“There are certain things that are one plus one equals three,” Geiger said. “You’re getting a DERMS system that might pay for itself on demand response, but by bringing it into ADMS, you are going to do a lot more.”
Great Lakes Energy in Michigan is in the sixth year of a long-term fiber build. Scott Blecke, VP Engineering and Phil Mudge, head of Broadband Development led a TechAdvantage session where they offered advice to electric utilities contemplating fiber projects of their own.
“We took the approach that we build with excess capacity beyond what we need today,” Blecke said. “There’s going to be use cases in the future, whether that’s deployment of a 5G network … whether that’s I want a completely air-gapped network to manage EV charging … I want to do demand response, whatever those use cases are going to be.”
Blecke acknowledged that other cooperatives will approach fiber differently, depending on their business conditions, but that Great Lake Energy believes that fiber investments must be valuable 20, 30 or 40 years into the future, and that must support more than consumer broadband or “we’re selling ourselves short,” he said.
Mudge advised co-ops not to trust their GIS information that indicates where their lines, poles and meters are. Some will find that they have information that is decades out of date. “What we looked at it as an opportunity to upgrade and to refresh all of that information about our physical plant, and both our aerial and our underground assets,” he said. Great Lakes Energy directs its work crews to document any GIS errors it finds.
Going into the fiber project, the co-op thought that some of its lines ran on the north side of a certain road, putting its assets in the jurisdiction of the U.S. Forest Service. It learned that it’s lines were, in fact, on the south side of the road, resulting in a substantial change in it’s federal licensing obligation. In another cases, they found that Great Lakes had no record of some poles that it owned. “What was really interesting is that not only were some of those poles not in our GIS, but a third party was attaching on,” Mudge said.
A priority for Northern Neck Electric Cooperative in Virginia has been to improve its engagement with its members and to be a good community partner. “Nobody really wants to pay the power bill,” said President and CEO Bradley Hicks. “And sometimes that’s the only opportunity you have to engage your members, or when there’s an outage … Those aren’t the types of engagement we’ve really want to focus on.”
So the cooperative has conducted regular surveys to monitor member preferences more closely. Among the questions it has asked is how members prefer the co-op to contact them. The result is that a solid 67 percent majority prefer phone contact; 75 percent of those over 65 want to get a call. Email contact was a distant second at 32 percent. Text messages and encouraging people to use a mobile app were downright unpopular.
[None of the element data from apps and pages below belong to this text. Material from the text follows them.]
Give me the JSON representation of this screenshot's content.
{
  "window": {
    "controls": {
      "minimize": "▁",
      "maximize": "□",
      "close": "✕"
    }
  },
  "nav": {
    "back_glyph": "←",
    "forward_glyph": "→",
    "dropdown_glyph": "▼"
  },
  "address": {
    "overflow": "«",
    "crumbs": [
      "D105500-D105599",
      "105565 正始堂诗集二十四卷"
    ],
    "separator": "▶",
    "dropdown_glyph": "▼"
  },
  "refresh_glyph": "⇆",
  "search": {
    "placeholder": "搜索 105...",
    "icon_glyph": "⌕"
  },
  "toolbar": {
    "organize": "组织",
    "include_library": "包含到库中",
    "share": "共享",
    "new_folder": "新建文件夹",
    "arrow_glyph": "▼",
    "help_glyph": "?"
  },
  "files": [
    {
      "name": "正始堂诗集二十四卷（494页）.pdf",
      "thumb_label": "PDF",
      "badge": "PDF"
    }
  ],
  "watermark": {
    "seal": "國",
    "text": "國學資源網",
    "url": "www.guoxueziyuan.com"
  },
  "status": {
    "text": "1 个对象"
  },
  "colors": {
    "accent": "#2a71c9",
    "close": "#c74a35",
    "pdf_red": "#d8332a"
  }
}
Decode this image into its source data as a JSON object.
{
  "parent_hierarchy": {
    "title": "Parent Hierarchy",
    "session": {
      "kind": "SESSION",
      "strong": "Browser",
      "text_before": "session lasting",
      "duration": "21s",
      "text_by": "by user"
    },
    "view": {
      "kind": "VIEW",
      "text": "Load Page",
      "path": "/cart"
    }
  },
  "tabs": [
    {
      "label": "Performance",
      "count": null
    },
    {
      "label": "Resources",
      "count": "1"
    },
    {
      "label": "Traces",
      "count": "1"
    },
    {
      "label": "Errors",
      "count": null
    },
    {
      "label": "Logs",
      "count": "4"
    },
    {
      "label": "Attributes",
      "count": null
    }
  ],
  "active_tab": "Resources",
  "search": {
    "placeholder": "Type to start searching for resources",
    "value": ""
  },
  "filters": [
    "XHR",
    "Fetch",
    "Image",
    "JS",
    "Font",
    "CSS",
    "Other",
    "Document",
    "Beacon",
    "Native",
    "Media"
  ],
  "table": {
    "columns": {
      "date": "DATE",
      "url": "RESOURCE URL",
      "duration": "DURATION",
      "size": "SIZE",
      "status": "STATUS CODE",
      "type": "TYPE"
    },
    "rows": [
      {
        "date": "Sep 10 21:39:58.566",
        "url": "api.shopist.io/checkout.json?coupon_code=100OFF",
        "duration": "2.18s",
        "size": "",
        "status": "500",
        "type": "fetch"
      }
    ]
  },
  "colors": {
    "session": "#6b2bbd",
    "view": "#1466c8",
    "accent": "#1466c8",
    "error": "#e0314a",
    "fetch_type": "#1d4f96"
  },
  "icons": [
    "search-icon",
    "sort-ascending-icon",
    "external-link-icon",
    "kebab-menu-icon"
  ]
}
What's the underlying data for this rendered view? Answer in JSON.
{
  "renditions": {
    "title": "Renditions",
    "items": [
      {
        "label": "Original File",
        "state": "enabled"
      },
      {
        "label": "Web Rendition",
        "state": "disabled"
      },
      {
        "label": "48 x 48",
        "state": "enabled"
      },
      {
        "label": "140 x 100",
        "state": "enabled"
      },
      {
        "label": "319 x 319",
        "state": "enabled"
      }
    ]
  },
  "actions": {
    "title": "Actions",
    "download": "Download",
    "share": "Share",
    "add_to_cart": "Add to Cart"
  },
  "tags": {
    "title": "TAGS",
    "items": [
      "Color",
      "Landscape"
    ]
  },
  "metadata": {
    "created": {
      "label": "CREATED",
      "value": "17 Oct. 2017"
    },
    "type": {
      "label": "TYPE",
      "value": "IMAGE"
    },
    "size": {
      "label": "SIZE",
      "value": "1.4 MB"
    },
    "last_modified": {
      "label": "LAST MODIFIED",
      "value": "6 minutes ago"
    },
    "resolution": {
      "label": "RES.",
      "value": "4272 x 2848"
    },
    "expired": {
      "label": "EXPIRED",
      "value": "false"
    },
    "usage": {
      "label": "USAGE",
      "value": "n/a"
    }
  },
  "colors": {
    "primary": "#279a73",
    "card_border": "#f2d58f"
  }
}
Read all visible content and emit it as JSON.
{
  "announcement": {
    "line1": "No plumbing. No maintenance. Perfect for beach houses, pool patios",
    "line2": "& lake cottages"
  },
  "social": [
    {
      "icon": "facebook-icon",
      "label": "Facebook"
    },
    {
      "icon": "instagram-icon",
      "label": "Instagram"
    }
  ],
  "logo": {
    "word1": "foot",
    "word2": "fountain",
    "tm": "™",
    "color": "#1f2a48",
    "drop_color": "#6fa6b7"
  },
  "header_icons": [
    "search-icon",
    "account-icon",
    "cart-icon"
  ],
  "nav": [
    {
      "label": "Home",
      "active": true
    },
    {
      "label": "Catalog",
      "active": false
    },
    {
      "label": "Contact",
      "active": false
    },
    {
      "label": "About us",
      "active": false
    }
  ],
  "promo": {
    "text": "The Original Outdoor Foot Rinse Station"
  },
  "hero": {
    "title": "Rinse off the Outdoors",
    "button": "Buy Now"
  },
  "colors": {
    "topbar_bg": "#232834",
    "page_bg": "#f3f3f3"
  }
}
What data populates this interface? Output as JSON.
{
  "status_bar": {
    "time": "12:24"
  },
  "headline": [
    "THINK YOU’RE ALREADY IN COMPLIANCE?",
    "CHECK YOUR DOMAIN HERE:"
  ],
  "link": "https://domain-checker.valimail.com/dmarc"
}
But the most efficient way to reach a large number of people by the telephone is through robocalls, which many find annoying. In fact, the FCC has devoted considerable effort in recent years to curtailing nuisance robocalls. So, does Northern Neck use them?
No, they don’t. In fact, said Kyle Allwine, manager, Public Relations, he and Hicks are among those who return phone calls and Facebook messages personally when a storm creates outages. “Last January we had a just an insane storm. I think I fielded 2,000 private Facebook messages, 200 phone calls and I can’t even tell you how many Facebook comments,” he said. “But that was worth it for us to accomplish our mission so that our linemen had the support that they needed.”